Entries from a dataset of interfaces
════════════════════

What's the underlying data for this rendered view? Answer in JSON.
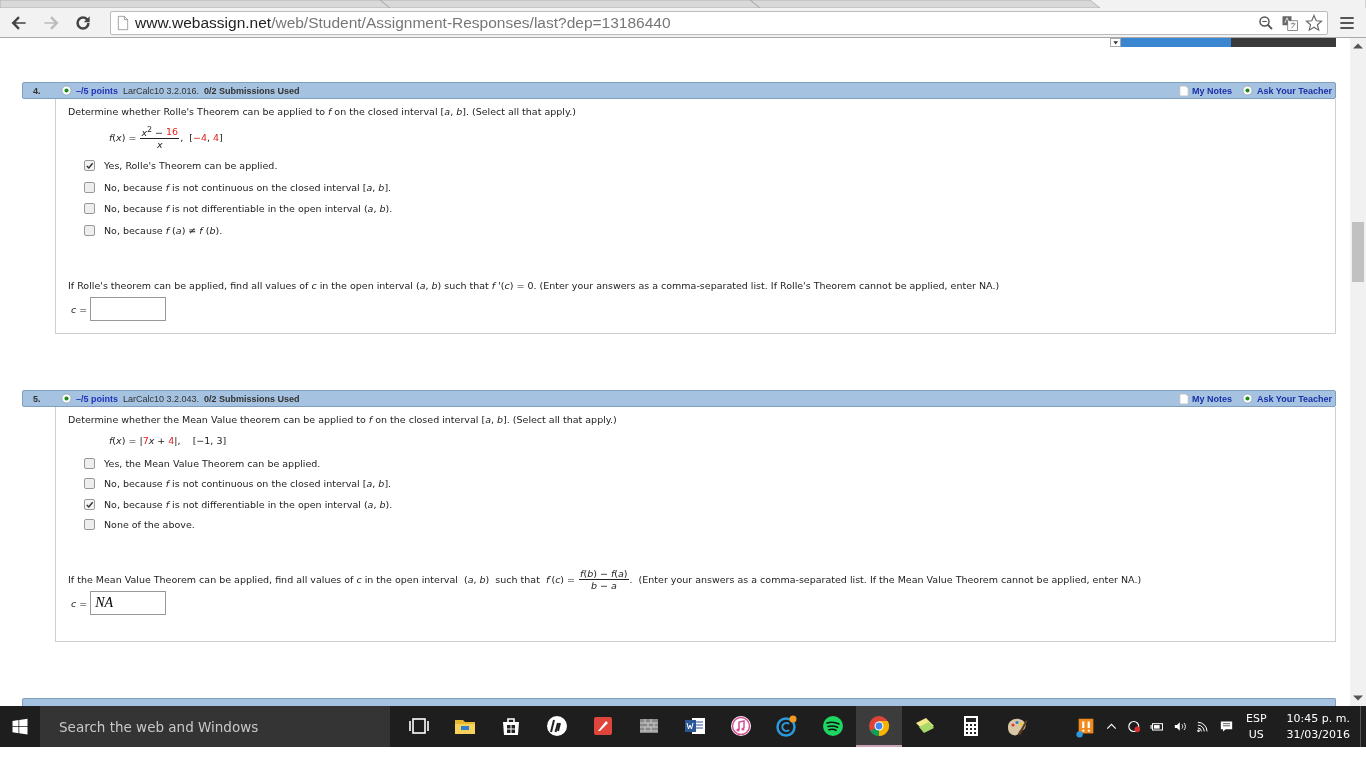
{
  "browser": {
    "address": {
      "host": "www.webassign.net",
      "path": "/web/Student/Assignment-Responses/last?dep=13186440"
    },
    "back_enabled": true,
    "forward_enabled": false
  },
  "questions": [
    {
      "number": "4.",
      "points": "–/5 points",
      "source": "LarCalc10 3.2.016.",
      "submissions": "0/2 Submissions Used",
      "links": [
        "My Notes",
        "Ask Your Teacher"
      ],
      "prompt": "Determine whether Rolle's Theorem can be applied to *f* on the closed interval [*a*, *b*]. (Select all that apply.)",
      "formula": [
        {
          "kind": "text",
          "segments": [
            {
              "text": "*f*(*x*) = ",
              "highlighted": false
            }
          ]
        },
        {
          "kind": "fraction",
          "numerator": [
            {
              "text": "*x*$^{2}$ − ",
              "highlighted": false
            },
            {
              "text": "16",
              "highlighted": true
            }
          ],
          "denominator": [
            {
              "text": "*x*",
              "highlighted": false
            }
          ]
        },
        {
          "kind": "text",
          "segments": [
            {
              "text": ",  [",
              "highlighted": false
            },
            {
              "text": "−4",
              "highlighted": true
            },
            {
              "text": ", ",
              "highlighted": false
            },
            {
              "text": "4",
              "highlighted": true
            },
            {
              "text": "]",
              "highlighted": false
            }
          ]
        }
      ],
      "options": [
        {
          "label": "Yes, Rolle's Theorem can be applied.",
          "checked": true
        },
        {
          "label": "No, because *f* is not continuous on the closed interval [*a*, *b*].",
          "checked": false
        },
        {
          "label": "No, because *f* is not differentiable in the open interval (*a*, *b*).",
          "checked": false
        },
        {
          "label": "No, because *f* (*a*) ≠ *f* (*b*).",
          "checked": false
        }
      ],
      "answer_prompt": [
        {
          "kind": "text",
          "text": "If Rolle's theorem can be applied, find all values of *c* in the open interval (*a*, *b*) such that *f* '(*c*) = 0. (Enter your answers as a comma-separated list. If Rolle's Theorem cannot be applied, enter NA.)"
        }
      ],
      "answer": {
        "label": "*c* ="
      }
    },
    {
      "number": "5.",
      "points": "–/5 points",
      "source": "LarCalc10 3.2.043.",
      "submissions": "0/2 Submissions Used",
      "links": [
        "My Notes",
        "Ask Your Teacher"
      ],
      "prompt": "Determine whether the Mean Value theorem can be applied to *f* on the closed interval  [*a*, *b*].  (Select all that apply.)",
      "formula": [
        {
          "kind": "text",
          "segments": [
            {
              "text": "*f*(*x*) = |",
              "highlighted": false
            },
            {
              "text": "7",
              "highlighted": true
            },
            {
              "text": "*x* + ",
              "highlighted": false
            },
            {
              "text": "4",
              "highlighted": true
            },
            {
              "text": "|,    [−1, 3]",
              "highlighted": false
            }
          ]
        }
      ],
      "options": [
        {
          "label": "Yes, the Mean Value Theorem can be applied.",
          "checked": false
        },
        {
          "label": "No, because *f* is not continuous on the closed interval [*a*, *b*].",
          "checked": false
        },
        {
          "label": "No, because *f* is not differentiable in the open interval (*a*, *b*).",
          "checked": true
        },
        {
          "label": "None of the above.",
          "checked": false
        }
      ],
      "answer_prompt": [
        {
          "kind": "text",
          "text": "If the Mean Value Theorem can be applied, find all values of *c* in the open interval  (*a*, *b*)  such that  *f*′(*c*) = "
        },
        {
          "kind": "fraction",
          "numerator": "*f*(*b*) − *f*(*a*)",
          "denominator": "*b* − *a*"
        },
        {
          "kind": "text",
          "text": ".  (Enter your answers as a comma-separated list. If the Mean Value Theorem cannot be applied, enter NA.)"
        }
      ],
      "answer": {
        "label": "*c* =",
        "value": "NA"
      }
    }
  ],
  "taskbar": {
    "search_placeholder": "Search the web and Windows",
    "apps": [
      {
        "kind": "task-view",
        "active": false
      },
      {
        "kind": "folder",
        "active": false
      },
      {
        "kind": "store",
        "active": false
      },
      {
        "kind": "hp",
        "active": false
      },
      {
        "kind": "red-app",
        "active": false
      },
      {
        "kind": "wall",
        "active": false
      },
      {
        "kind": "word",
        "active": false
      },
      {
        "kind": "music",
        "active": false
      },
      {
        "kind": "c-app",
        "active": false
      },
      {
        "kind": "spotify",
        "active": false
      },
      {
        "kind": "chrome",
        "active": true
      },
      {
        "kind": "notes",
        "active": false
      },
      {
        "kind": "calculator",
        "active": false
      },
      {
        "kind": "paint",
        "active": false
      }
    ],
    "language": "ESP",
    "region": "US",
    "time": "10:45 p. m.",
    "date": "31/03/2016"
  }
}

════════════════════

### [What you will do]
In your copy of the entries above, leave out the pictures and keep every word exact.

### [Final answer]
What's the underlying data for this rendered view? Answer in JSON.
{
  "browser": {
    "address": {
      "host": "www.webassign.net",
      "path": "/web/Student/Assignment-Responses/last?dep=13186440"
    },
    "back_enabled": true,
    "forward_enabled": false
  },
  "questions": [
    {
      "number": "4.",
      "points": "–/5 points",
      "source": "LarCalc10 3.2.016.",
      "submissions": "0/2 Submissions Used",
      "links": [
        "My Notes",
        "Ask Your Teacher"
      ],
      "prompt": "Determine whether Rolle's Theorem can be applied to *f* on the closed interval [*a*, *b*]. (Select all that apply.)",
      "formula": [
        {
          "kind": "text",
          "segments": [
            {
              "text": "*f*(*x*) = ",
              "highlighted": false
            }
          ]
        },
        {
          "kind": "fraction",
          "numerator": [
            {
              "text": "*x*$^{2}$ − ",
              "highlighted": false
            },
            {
              "text": "16",
              "highlighted": true
            }
          ],
          "denominator": [
            {
              "text": "*x*",
              "highlighted": false
            }
          ]
        },
        {
          "kind": "text",
          "segments": [
            {
              "text": ",  [",
              "highlighted": false
            },
            {
              "text": "−4",
              "highlighted": true
            },
            {
              "text": ", ",
              "highlighted": false
            },
            {
              "text": "4",
              "highlighted": true
            },
            {
              "text": "]",
              "highlighted": false
            }
          ]
        }
      ],
      "options": [
        {
          "label": "Yes, Rolle's Theorem can be applied.",
          "checked": true
        },
        {
          "label": "No, because *f* is not continuous on the closed interval [*a*, *b*].",
          "checked": false
        },
        {
          "label": "No, because *f* is not differentiable in the open interval (*a*, *b*).",
          "checked": false
        },
        {
          "label": "No, because *f* (*a*) ≠ *f* (*b*).",
          "checked": false
        }
      ],
      "answer_prompt": [
        {
          "kind": "text",
          "text": "If Rolle's theorem can be applied, find all values of *c* in the open interval (*a*, *b*) such that *f* '(*c*) = 0. (Enter your answers as a comma-separated list. If Rolle's Theorem cannot be applied, enter NA.)"
        }
      ],
      "answer": {
        "label": "*c* ="
      }
    },
    {
      "number": "5.",
      "points": "–/5 points",
      "source": "LarCalc10 3.2.043.",
      "submissions": "0/2 Submissions Used",
      "links": [
        "My Notes",
        "Ask Your Teacher"
      ],
      "prompt": "Determine whether the Mean Value theorem can be applied to *f* on the closed interval  [*a*, *b*].  (Select all that apply.)",
      "formula": [
        {
          "kind": "text",
          "segments": [
            {
              "text": "*f*(*x*) = |",
              "highlighted": false
            },
            {
              "text": "7",
              "highlighted": true
            },
            {
              "text": "*x* + ",
              "highlighted": false
            },
            {
              "text": "4",
              "highlighted": true
            },
            {
              "text": "|,    [−1, 3]",
              "highlighted": false
            }
          ]
        }
      ],
      "options": [
        {
          "label": "Yes, the Mean Value Theorem can be applied.",
          "checked": false
        },
        {
          "label": "No, because *f* is not continuous on the closed interval [*a*, *b*].",
          "checked": false
        },
        {
          "label": "No, because *f* is not differentiable in the open interval (*a*, *b*).",
          "checked": true
        },
        {
          "label": "None of the above.",
          "checked": false
        }
      ],
      "answer_prompt": [
        {
          "kind": "text",
          "text": "If the Mean Value Theorem can be applied, find all values of *c* in the open interval  (*a*, *b*)  such that  *f*′(*c*) = "
        },
        {
          "kind": "fraction",
          "numerator": "*f*(*b*) − *f*(*a*)",
          "denominator": "*b* − *a*"
        },
        {
          "kind": "text",
          "text": ".  (Enter your answers as a comma-separated list. If the Mean Value Theorem cannot be applied, enter NA.)"
        }
      ],
      "answer": {
        "label": "*c* =",
        "value": "NA"
      }
    }
  ],
  "taskbar": {
    "search_placeholder": "Search the web and Windows",
    "apps": [
      {
        "kind": "task-view",
        "active": false
      },
      {
        "kind": "folder",
        "active": false
      },
      {
        "kind": "store",
        "active": false
      },
      {
        "kind": "hp",
        "active": false
      },
      {
        "kind": "red-app",
        "active": false
      },
      {
        "kind": "wall",
        "active": false
      },
      {
        "kind": "word",
        "active": false
      },
      {
        "kind": "music",
        "active": false
      },
      {
        "kind": "c-app",
        "active": false
      },
      {
        "kind": "spotify",
        "active": false
      },
      {
        "kind": "chrome",
        "active": true
      },
      {
        "kind": "notes",
        "active": false
      },
      {
        "kind": "calculator",
        "active": false
      },
      {
        "kind": "paint",
        "active": false
      }
    ],
    "language": "ESP",
    "region": "US",
    "time": "10:45 p. m.",
    "date": "31/03/2016"
  }
}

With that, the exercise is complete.